What is being asked:
Filter the records for lines holding the string "модуля".

Record set:
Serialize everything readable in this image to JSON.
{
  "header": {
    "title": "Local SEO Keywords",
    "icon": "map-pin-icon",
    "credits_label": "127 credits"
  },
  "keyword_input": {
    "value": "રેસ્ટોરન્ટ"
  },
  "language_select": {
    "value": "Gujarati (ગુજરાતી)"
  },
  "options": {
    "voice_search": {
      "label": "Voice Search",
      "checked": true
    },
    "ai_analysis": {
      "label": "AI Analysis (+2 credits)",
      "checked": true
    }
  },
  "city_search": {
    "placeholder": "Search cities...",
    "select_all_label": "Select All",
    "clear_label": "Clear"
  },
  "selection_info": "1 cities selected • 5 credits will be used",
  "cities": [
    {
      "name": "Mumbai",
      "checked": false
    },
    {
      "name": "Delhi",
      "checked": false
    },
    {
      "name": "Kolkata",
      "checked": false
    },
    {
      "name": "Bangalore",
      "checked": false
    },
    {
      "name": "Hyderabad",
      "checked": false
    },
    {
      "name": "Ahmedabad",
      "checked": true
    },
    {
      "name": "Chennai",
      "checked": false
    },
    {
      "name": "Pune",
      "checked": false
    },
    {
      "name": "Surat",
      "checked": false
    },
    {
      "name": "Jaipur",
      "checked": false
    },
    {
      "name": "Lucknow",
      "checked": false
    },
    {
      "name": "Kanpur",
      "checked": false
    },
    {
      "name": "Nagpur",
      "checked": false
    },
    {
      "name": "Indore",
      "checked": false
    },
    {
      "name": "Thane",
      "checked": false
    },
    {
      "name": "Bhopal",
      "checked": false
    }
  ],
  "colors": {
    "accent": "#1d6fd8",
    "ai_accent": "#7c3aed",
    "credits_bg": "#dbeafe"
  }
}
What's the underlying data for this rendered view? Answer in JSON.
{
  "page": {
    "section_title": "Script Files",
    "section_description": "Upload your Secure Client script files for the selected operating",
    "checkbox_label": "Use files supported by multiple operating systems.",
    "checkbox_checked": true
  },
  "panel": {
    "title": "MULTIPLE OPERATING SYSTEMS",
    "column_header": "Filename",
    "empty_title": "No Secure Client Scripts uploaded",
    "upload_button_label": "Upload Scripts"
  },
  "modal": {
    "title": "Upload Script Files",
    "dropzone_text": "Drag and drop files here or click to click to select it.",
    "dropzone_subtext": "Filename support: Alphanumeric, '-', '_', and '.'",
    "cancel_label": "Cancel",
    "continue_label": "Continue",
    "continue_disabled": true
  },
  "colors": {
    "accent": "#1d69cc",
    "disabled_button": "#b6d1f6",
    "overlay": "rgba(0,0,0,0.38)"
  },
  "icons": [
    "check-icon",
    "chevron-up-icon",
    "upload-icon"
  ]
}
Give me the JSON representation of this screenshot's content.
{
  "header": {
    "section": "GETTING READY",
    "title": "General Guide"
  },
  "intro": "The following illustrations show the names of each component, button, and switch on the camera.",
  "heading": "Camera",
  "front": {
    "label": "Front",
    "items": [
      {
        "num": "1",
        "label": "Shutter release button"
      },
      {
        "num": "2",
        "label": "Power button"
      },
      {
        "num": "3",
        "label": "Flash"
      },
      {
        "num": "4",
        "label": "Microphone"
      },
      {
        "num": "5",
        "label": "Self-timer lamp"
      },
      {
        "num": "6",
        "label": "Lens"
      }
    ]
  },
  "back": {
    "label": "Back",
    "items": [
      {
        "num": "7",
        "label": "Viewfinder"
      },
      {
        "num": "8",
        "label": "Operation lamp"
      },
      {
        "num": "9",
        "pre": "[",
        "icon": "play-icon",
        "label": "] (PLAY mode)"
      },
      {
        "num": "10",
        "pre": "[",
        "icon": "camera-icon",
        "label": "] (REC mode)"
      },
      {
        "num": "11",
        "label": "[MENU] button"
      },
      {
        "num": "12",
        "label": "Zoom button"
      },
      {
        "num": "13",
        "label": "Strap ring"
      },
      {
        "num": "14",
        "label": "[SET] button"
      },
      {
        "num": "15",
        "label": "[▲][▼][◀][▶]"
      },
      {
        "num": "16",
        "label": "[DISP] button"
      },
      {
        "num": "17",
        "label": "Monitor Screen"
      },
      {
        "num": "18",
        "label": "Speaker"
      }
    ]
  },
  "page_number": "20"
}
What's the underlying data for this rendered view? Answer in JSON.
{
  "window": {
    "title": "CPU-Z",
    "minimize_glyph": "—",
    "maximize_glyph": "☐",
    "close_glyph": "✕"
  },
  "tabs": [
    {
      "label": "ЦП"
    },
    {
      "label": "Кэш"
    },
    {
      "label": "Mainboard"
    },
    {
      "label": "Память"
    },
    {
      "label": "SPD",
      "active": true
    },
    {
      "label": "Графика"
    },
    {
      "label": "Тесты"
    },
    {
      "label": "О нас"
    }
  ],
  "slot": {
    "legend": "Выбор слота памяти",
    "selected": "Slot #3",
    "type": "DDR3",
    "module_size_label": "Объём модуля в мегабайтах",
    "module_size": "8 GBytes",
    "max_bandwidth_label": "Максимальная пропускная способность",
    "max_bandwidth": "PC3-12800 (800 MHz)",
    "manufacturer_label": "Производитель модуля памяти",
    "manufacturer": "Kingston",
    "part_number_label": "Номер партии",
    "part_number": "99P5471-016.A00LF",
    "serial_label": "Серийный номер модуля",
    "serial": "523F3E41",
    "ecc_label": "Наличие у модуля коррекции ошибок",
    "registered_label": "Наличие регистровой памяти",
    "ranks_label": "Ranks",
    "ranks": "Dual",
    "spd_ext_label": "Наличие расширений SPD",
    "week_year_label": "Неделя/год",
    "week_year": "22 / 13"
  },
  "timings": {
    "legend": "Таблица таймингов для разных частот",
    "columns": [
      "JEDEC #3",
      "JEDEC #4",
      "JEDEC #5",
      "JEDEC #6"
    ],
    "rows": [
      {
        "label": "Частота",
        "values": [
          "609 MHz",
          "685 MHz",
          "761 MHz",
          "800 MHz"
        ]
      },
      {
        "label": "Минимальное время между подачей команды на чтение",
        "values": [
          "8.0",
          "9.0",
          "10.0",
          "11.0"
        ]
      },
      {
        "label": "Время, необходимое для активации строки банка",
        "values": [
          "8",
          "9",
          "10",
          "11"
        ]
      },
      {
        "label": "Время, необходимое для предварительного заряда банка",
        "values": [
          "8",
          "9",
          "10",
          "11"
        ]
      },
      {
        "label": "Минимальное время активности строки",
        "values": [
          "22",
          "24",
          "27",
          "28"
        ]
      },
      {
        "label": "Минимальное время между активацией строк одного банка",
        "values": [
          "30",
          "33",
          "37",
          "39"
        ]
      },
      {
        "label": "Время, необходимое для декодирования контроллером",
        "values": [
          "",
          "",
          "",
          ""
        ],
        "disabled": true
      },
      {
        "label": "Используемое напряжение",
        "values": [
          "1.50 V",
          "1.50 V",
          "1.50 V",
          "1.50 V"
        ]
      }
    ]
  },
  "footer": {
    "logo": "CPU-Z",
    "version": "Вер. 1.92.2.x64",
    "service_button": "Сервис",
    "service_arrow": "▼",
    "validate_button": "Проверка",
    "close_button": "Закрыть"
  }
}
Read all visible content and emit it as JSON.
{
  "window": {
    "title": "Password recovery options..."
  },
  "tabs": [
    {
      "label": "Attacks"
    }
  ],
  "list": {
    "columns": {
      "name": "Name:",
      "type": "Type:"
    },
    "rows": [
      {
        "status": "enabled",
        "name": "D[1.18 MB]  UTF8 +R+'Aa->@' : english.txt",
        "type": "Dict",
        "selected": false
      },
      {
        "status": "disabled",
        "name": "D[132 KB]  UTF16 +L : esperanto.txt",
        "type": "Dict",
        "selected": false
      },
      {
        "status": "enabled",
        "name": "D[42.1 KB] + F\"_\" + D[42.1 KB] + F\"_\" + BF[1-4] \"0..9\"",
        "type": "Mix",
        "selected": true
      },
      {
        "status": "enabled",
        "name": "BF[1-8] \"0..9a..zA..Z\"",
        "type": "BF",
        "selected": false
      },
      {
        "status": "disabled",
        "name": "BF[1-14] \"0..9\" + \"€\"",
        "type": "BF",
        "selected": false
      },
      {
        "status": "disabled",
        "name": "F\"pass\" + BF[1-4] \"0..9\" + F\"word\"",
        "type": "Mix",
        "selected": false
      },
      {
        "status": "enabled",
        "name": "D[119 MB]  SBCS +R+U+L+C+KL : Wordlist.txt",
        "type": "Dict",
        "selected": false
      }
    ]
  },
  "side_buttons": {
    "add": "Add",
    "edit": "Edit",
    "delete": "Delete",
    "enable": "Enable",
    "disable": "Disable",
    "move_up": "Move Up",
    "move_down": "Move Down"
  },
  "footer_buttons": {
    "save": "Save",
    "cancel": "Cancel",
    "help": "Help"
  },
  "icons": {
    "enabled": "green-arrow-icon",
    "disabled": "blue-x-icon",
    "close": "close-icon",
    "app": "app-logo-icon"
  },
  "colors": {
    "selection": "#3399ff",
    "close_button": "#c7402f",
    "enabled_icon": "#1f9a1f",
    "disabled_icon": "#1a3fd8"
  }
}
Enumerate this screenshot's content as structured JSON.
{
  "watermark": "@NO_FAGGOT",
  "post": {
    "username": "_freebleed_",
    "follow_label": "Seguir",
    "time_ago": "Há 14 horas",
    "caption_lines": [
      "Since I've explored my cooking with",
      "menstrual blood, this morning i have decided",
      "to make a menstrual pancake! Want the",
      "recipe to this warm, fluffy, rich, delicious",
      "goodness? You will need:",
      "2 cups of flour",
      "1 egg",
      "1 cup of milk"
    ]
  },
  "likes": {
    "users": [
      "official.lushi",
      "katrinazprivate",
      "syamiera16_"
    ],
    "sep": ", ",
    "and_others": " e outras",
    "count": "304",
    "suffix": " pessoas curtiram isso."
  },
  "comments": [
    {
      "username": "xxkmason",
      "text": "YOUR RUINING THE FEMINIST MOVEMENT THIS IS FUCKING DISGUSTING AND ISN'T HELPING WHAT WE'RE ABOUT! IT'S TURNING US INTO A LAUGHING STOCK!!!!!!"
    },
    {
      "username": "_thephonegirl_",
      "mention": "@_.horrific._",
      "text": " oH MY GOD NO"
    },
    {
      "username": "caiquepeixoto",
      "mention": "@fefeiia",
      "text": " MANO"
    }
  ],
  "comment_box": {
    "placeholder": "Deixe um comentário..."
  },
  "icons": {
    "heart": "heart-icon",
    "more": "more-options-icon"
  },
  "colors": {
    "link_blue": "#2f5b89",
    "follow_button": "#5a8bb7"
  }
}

Exercise solution:
    "module_size_label": "Объём модуля в мегабайтах",
    "manufacturer_label": "Производитель модуля памяти",
    "serial_label": "Серийный номер модуля",
    "ecc_label": "Наличие у модуля коррекции ошибок",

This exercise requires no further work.